At Holy Redeemer Parish in College Park, every time there is a fifth Sunday in the month, the parish takes up a collection for Holy Redeemer School. But when that special collection fell on the Feast of the Holy Family in December, the school decided it was only fitting to instead give the funds raised in that collection to Holy Family School. Those donations, in addition to the funds raised by a school tag day, totaled $1,618.

“I have been here at Holy Redeemer for 11 years and I’ve seen my neighboring schools close – St. Hugh’s, St. Mark's – and my children went to a neighboring school, St. Jerome, that was for a while on hard times,” said Bovich. “So as a mom, seeing where something so precious as the Catholic education they received was going to be no more, [and] for all other young families and children, it cuts very deep.”

All three principals used this opportunity as a teachable moment for the students, helping to refocus them on Gospel values of helping their neighbor.

“The ultimate message that we get every Sunday is to take care of each other,” said Benjamin. “We need to step up to the example Jesus gave us to take care of each other. Sometimes that means bake sales, sometimes that means soup kitchens – It means a lot of different things.”

Since the fundraisers were happening around Christmas time, Kelly said his message to the students had to do with giving gifts to others.

“The most important thing I think you can give someone else is the gift of a Catholic education,” he said, adding that he told the students that their parents were giving them that gift already. “This was an opportunity to help another Catholic school continue to give that gift to their children.”

Bovich said she emphasized to the students at Holy Redeemer that the students at Holy Family were just like them and they wanted to keep their school. As a result, she said the students started thinking how they could help, and started to offer things like sending the school their extra paper and bringing in their birthday money to donate.

“They were trying to figure out in their own little world what they can do,” said Bovich, who noted that the students still ask about how Holy Family is doing.

“It makes you feel good, because there is so much negativity out there right now, but in reality, there is so much positive, at least in what I’m surrounded by at Holy Redeemer and my fellow principals and their communities,” said Bovich.

Noting the difficult times the Church has been through recently, Laura Fetters, a seventh and eighth grade teacher at Blessed Sacrament, said in an e-mail to the Catholic Standard she believes “it is a critical time for us to remember that we (the laity) are the Church: a Body of Christ that serves one another and that spreads the Gospel messages of God's love and mercy.”

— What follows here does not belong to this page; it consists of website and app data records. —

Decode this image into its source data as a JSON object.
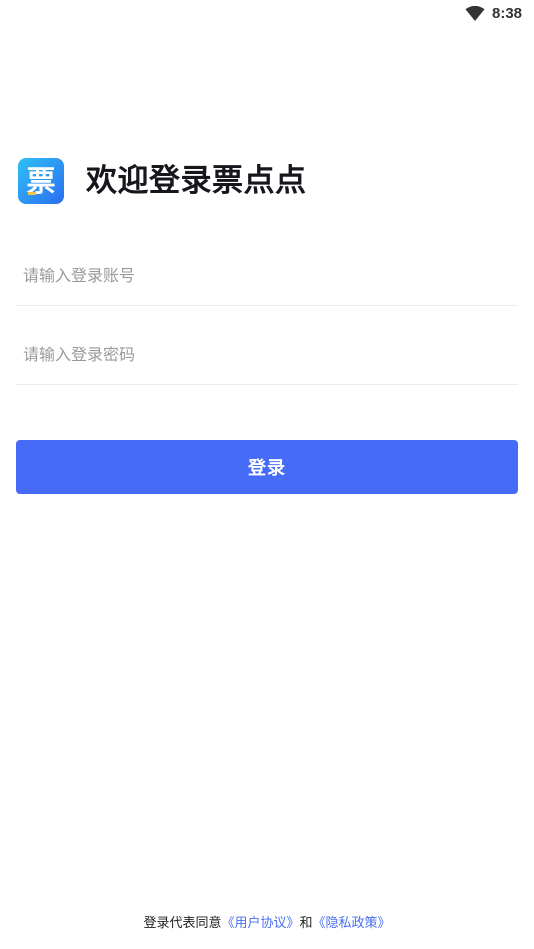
{
  "status_bar": {
    "time": "8:38",
    "wifi_icon": "wifi-icon"
  },
  "header": {
    "logo_icon": "app-logo-icon",
    "logo_glyph": "票",
    "title": "欢迎登录票点点"
  },
  "form": {
    "account_placeholder": "请输入登录账号",
    "account_value": "",
    "password_placeholder": "请输入登录密码",
    "password_value": "",
    "login_label": "登录"
  },
  "agreement": {
    "prefix": "登录代表同意",
    "user_agreement": "《用户协议》",
    "conjunction": "和",
    "privacy_policy": "《隐私政策》"
  },
  "colors": {
    "accent": "#466cf7",
    "link": "#4a6ff2",
    "title": "#15171c",
    "placeholder": "#9a9a9a"
  }
}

“One component of our amazing [Archdiocese of Washington] Catholic community is the Catholic school network,” she continued. “We meet together yearly and learn from one another, constantly encouraging fellow teachers to keep the Catholic mission alive and also sharing ideas regarding ways that we an help our students become faithful disciples. It only makes sense that when we learn of another ADW school's hardship, that we would want to help. There is no greater mission than this – to love one another.”

Father Matt Fish, the administrator of Holy Family Parish, said when they began the fundraising, the situation felt dire, but “to know how much people believe in you inspires you to have hope in yourself." 

“When you feel the support of other parishes, it really communicates that we are a part of one particular Church, one family in this archdiocese,” he said. “In a city that can be so divided, in this relatively large archdiocese, parishes from all over are helping us and supporting us because they believe in this unity, this mission we are all in together. It gives us this sense of ‘Yeah, we can do this.’”

(For more information about Holy Family School and the effort to sustain its future, go to